By far the largest estimate comes from a third methodology that extrapolates the results of an intensive survey of a single site: the tops of 19 Leuhea seemannii trees in a Panamanian rain forest. Based on the number of beetle species he collected from these trees, Smithsonian Institution entomologist Terry Erwin estimates there are about 30 million species of tropical insects, a figure others have used to suggest overall species totals approaching 100 million for the entire planet.
The problem with all these estimates is that they depend on uncertain assumptions. In the case of ratios of temperate to tropical organisms, for example, scientists do not know whether the patterns they have observed among well-known groups will hold up for tiny, unstudied plants, animals and microbes. Because mathematical formulas are suspect, some experts believe that the best way to approximate species numbers is to pull together opinions from the world´s experts on every group of organisms.
Published in 1995, the United Nations´ Global Biodiversity Assessment is the most ambitious such undertaking to date. The document proposes a "working estimate" of 13.6 million species on Earth. But some field scientists, such as Erwin, dismiss this as "armchair biology."
Of course, the only way to really find out how many species inhabit the planet is to go out and count them, one by one. Spurred by concern over species extinctions, several scientists over the past decade have advocated such a complete global biological survey. To date, however, not even a single country has attempted to comprehensively survey its own biota. Now a new U.S. program called Discover Life in America--made up of some 60 U.S. government agencies, universities and other groups--is making a significant start with the launch of an "all-taxa biodiversity inventory" of species in Great Smoky Mountains National Park. The organizers´ goals are not only to identify the park´s estimated 100,000 species, but to collect data on their distribution and natural history.
Such information is vital, say biologists, who point out that even for species that are identified, we have little more than a Latin name, a collection site and a few dead specimens. Even more worrisome than our ignorance about the magnitude of life on Earth, they say, is the fact that wild species--which provide humans with food, clothing, medicine and the conditions that sustain all life--are going extinct before we know anything about them. Organizers of the Smoky Mountain biological survey estimate that the project´s first decade, which will concentrate on groups of organisms for which experts already are available, could cost between $1 million and $3 million. That may not be an insignificant sum, says ASC´s Theriot, but it´s "much less than a single´inexpensive´ fighter jet."

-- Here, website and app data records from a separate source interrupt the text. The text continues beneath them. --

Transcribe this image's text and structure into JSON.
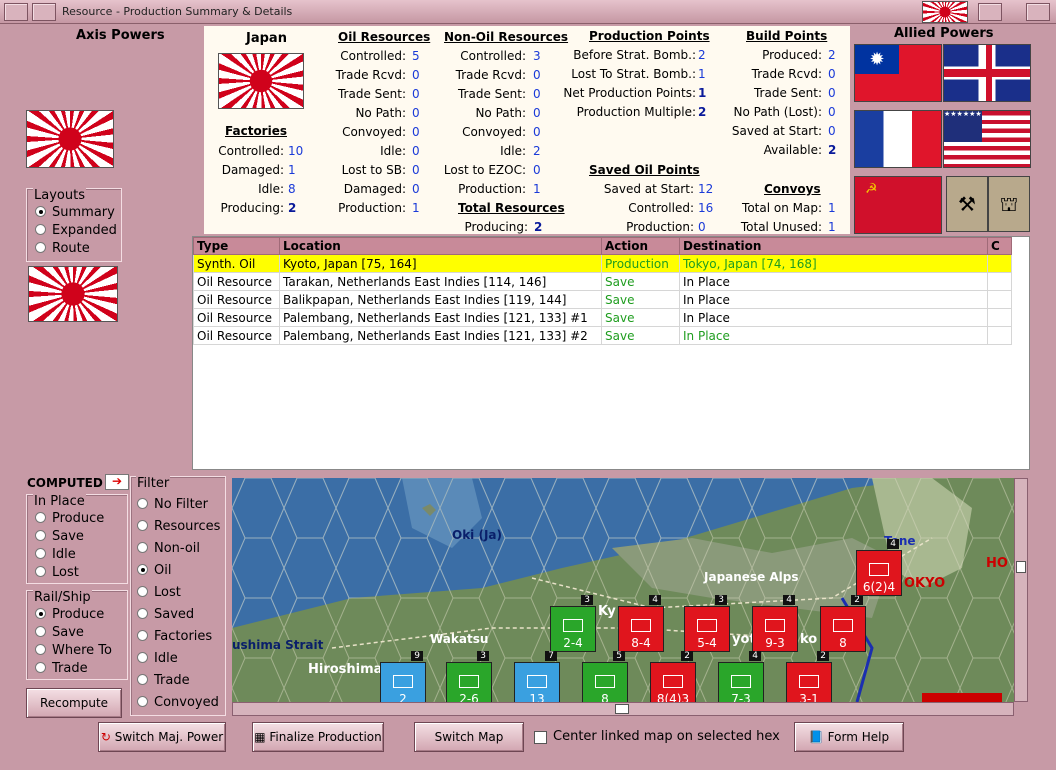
{
  "window": {
    "title": "Resource - Production Summary & Details"
  },
  "axis": {
    "heading": "Axis Powers"
  },
  "allied": {
    "heading": "Allied Powers"
  },
  "country": {
    "name": "Japan"
  },
  "layouts": {
    "legend": "Layouts",
    "options": [
      "Summary",
      "Expanded",
      "Route"
    ],
    "selected": "Summary"
  },
  "factories": {
    "title": "Factories",
    "rows": [
      {
        "label": "Controlled:",
        "value": "10"
      },
      {
        "label": "Damaged:",
        "value": "1"
      },
      {
        "label": "Idle:",
        "value": "8"
      },
      {
        "label": "Producing:",
        "value": "2"
      }
    ]
  },
  "oil": {
    "title": "Oil Resources",
    "rows": [
      {
        "label": "Controlled:",
        "value": "5"
      },
      {
        "label": "Trade Rcvd:",
        "value": "0"
      },
      {
        "label": "Trade Sent:",
        "value": "0"
      },
      {
        "label": "No Path:",
        "value": "0"
      },
      {
        "label": "Convoyed:",
        "value": "0"
      },
      {
        "label": "Idle:",
        "value": "0"
      },
      {
        "label": "Lost to SB:",
        "value": "0"
      },
      {
        "label": "Damaged:",
        "value": "0"
      },
      {
        "label": "Production:",
        "value": "1"
      }
    ]
  },
  "nonoil": {
    "title": "Non-Oil Resources",
    "rows": [
      {
        "label": "Controlled:",
        "value": "3"
      },
      {
        "label": "Trade Rcvd:",
        "value": "0"
      },
      {
        "label": "Trade Sent:",
        "value": "0"
      },
      {
        "label": "No Path:",
        "value": "0"
      },
      {
        "label": "Convoyed:",
        "value": "0"
      },
      {
        "label": "Idle:",
        "value": "2"
      },
      {
        "label": "Lost to EZOC:",
        "value": "0"
      },
      {
        "label": "Production:",
        "value": "1"
      }
    ]
  },
  "total": {
    "title": "Total Resources",
    "label": "Producing:",
    "value": "2"
  },
  "pp": {
    "title": "Production Points",
    "rows": [
      {
        "label": "Before Strat. Bomb.:",
        "value": "2"
      },
      {
        "label": "Lost To Strat. Bomb.:",
        "value": "1"
      },
      {
        "label": "Net Production Points:",
        "value": "1"
      },
      {
        "label": "Production Multiple:",
        "value": "2"
      }
    ]
  },
  "savedoil": {
    "title": "Saved Oil Points",
    "rows": [
      {
        "label": "Saved at Start:",
        "value": "12"
      },
      {
        "label": "Controlled:",
        "value": "16"
      },
      {
        "label": "Production:",
        "value": "0"
      }
    ]
  },
  "bp": {
    "title": "Build Points",
    "rows": [
      {
        "label": "Produced:",
        "value": "2"
      },
      {
        "label": "Trade Rcvd:",
        "value": "0"
      },
      {
        "label": "Trade Sent:",
        "value": "0"
      },
      {
        "label": "No Path (Lost):",
        "value": "0"
      },
      {
        "label": "Saved at Start:",
        "value": "0"
      },
      {
        "label": "Available:",
        "value": "2"
      }
    ]
  },
  "convoys": {
    "title": "Convoys",
    "rows": [
      {
        "label": "Total on Map:",
        "value": "1"
      },
      {
        "label": "Total Unused:",
        "value": "1"
      }
    ]
  },
  "table": {
    "headers": [
      "Type",
      "Location",
      "Action",
      "Destination",
      "C"
    ],
    "rows": [
      [
        "Synth. Oil",
        "Kyoto, Japan [75, 164]",
        "Production",
        "Tokyo, Japan [74, 168]",
        ""
      ],
      [
        "Oil Resource",
        "Tarakan, Netherlands East Indies [114, 146]",
        "Save",
        "In Place",
        ""
      ],
      [
        "Oil Resource",
        "Balikpapan, Netherlands East Indies [119, 144]",
        "Save",
        "In Place",
        ""
      ],
      [
        "Oil Resource",
        "Palembang, Netherlands East Indies [121, 133] #1",
        "Save",
        "In Place",
        ""
      ],
      [
        "Oil Resource",
        "Palembang, Netherlands East Indies [121, 133] #2",
        "Save",
        "In Place",
        ""
      ]
    ]
  },
  "computed": {
    "label": "COMPUTED"
  },
  "inplace": {
    "legend": "In Place",
    "options": [
      "Produce",
      "Save",
      "Idle",
      "Lost"
    ]
  },
  "railship": {
    "legend": "Rail/Ship",
    "options": [
      "Produce",
      "Save",
      "Where To",
      "Trade"
    ],
    "selected": "Produce"
  },
  "filter": {
    "legend": "Filter",
    "options": [
      "No Filter",
      "Resources",
      "Non-oil",
      "Oil",
      "Lost",
      "Saved",
      "Factories",
      "Idle",
      "Trade",
      "Convoyed"
    ],
    "selected": "Oil"
  },
  "buttons": {
    "recompute": "Recompute",
    "switch_power": "Switch Maj. Power",
    "finalize": "Finalize Production",
    "switch_map": "Switch Map",
    "form_help": "Form Help"
  },
  "center_map": {
    "label": "Center linked map on selected hex",
    "checked": false
  },
  "map": {
    "labels": [
      "Oki (Ja)",
      "Japanese Alps",
      "Wakatsu",
      "Hiroshima",
      "ushima Strait",
      "Tone",
      "OKYO",
      "HO",
      "Ky",
      "yoto",
      "ko"
    ],
    "units": [
      {
        "str": "2-4",
        "badge": "3",
        "color": "#2aa62a"
      },
      {
        "str": "8-4",
        "badge": "4",
        "color": "#e0151d"
      },
      {
        "str": "5-4",
        "badge": "3",
        "color": "#e0151d"
      },
      {
        "str": "9-3",
        "badge": "4",
        "color": "#e0151d"
      },
      {
        "str": "8",
        "badge": "2",
        "color": "#e0151d"
      },
      {
        "str": "6(2)4",
        "badge": "4",
        "color": "#e0151d"
      },
      {
        "str": "2",
        "badge": "9",
        "color": "#3aa0e0"
      },
      {
        "str": "2-6",
        "badge": "3",
        "color": "#2aa62a"
      },
      {
        "str": "13",
        "badge": "7",
        "color": "#3aa0e0"
      },
      {
        "str": "8",
        "badge": "5",
        "color": "#2aa62a"
      },
      {
        "str": "8(4)3",
        "badge": "2",
        "color": "#e0151d"
      },
      {
        "str": "7-3",
        "badge": "4",
        "color": "#2aa62a"
      },
      {
        "str": "3-1",
        "badge": "2",
        "color": "#e0151d"
      }
    ]
  },
  "colors": {
    "highlight_row": "#ffff00",
    "action_green": "#1f9d1f",
    "panel_bg": "#fffaf0"
  }
}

Laura Tangley is an associate editor for U.S. News & World Report.